Next week, the US Food and Drug Administration (FDA) will deliberate on the supplemental New Drug Application (sNDA) from Albireo for odevixibat (Bylav), as a treatment for patients with the rare, inherited Alagille syndrome.1
The ileal bile acid transporter (IBAT) inhibitor agent was previously supported by phase 3 data from the ASSERT trial, showing a 24-week regimen of 120 μg/kg/day odevixibat was associated with a mean change of -1.7 in baseline patient-reported scratching score, versus only -0.8 among patients receiving placebo—indicating significant benefit in disease-associated pruritus (P = .0024).2

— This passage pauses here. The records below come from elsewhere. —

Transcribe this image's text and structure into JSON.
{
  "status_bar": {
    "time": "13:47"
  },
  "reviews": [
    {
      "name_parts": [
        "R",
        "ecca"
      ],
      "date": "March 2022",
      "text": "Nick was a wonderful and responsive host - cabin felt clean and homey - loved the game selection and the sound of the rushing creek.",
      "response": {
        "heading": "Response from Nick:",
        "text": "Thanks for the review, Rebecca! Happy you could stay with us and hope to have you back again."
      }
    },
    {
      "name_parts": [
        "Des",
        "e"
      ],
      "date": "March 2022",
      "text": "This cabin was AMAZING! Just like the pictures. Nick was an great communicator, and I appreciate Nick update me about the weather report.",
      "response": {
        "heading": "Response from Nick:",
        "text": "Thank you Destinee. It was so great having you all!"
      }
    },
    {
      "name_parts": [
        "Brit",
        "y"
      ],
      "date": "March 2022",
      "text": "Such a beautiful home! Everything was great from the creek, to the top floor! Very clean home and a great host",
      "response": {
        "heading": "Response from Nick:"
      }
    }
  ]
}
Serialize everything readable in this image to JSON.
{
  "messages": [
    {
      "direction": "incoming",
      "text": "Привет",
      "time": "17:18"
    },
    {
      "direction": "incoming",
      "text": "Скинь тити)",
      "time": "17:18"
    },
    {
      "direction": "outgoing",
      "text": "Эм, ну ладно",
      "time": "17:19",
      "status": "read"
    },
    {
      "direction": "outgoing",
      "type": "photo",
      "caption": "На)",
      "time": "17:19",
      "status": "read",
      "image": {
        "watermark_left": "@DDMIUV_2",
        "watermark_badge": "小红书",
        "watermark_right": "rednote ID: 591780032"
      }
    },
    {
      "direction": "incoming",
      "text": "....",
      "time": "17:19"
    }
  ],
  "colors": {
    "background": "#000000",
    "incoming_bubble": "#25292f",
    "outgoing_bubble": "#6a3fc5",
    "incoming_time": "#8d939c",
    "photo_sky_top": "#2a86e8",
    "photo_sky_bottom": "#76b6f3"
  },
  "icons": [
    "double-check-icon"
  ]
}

The phase 3 trial also showed that the generally pediatric patient population receiving odevixibat had significant improvement in bile acid count (P = .0012) and instances of needing help falling asleep (P <.01) versus patients receiving placebo over 24 weeks.
Altogether, the combination of patient- and guardian-reported outcomes and clinical improvement indicate an opportunity to change the landscape of care strategy for pediatric patients with Alagille syndrome.
In the second segment of an interview with HCPLive, ASSERT investigator Nadia Ovchinsky, MD, director of the division of pediatric gastroenterology and hepatology in the department of pediatrics at NYU Grossman School of Medicine, discussed the significance of the ASSERT trial data and how they relate to real-world Alagille syndrome management.
“The results of reduction in pruritus were very early onset; they were statistically significant, and also they were clinically meaningful to our patient population,” Ovchinsky explained. “Reduction in bile acid levels was a key secondary outcome, and probably one of the most important things we saw in this trial…was the effect on sleep parameters.”
Ovchinsky stressed that sleep parameters in this patient population is an “important reflection of quality of life for children, but also for families.”
“It’s also impressive just to hear feedback from parents…that families saw a significant reduction in all the efforts it took for the kids to go to sleep, for the kids to pay in attention in class or at home due to a decrease in pruritus,” she said.
Headed into the PDUFA date for odevixibat next week, Ovchinsky discussed prospectively the benefit of multisystemic drugs on patients with Alagille syndrome.
“It’s great to have medications that can have real impact on patients and family,” Ovchinsky said. “Up until IBAT inhibitors were developed, all we had for these challenging patient populations are medications that didn’t really work and surgical options like liver transplant.”
The latter strategy is a key pain point for Ovchinsky and colleagues, who struggle to deliver a liver transplant for patients on the basis of their itch symptoms being too burdensome.
“To have a drug that may change the landscape of why we need a transplant in this patient population would be incredible,” she said.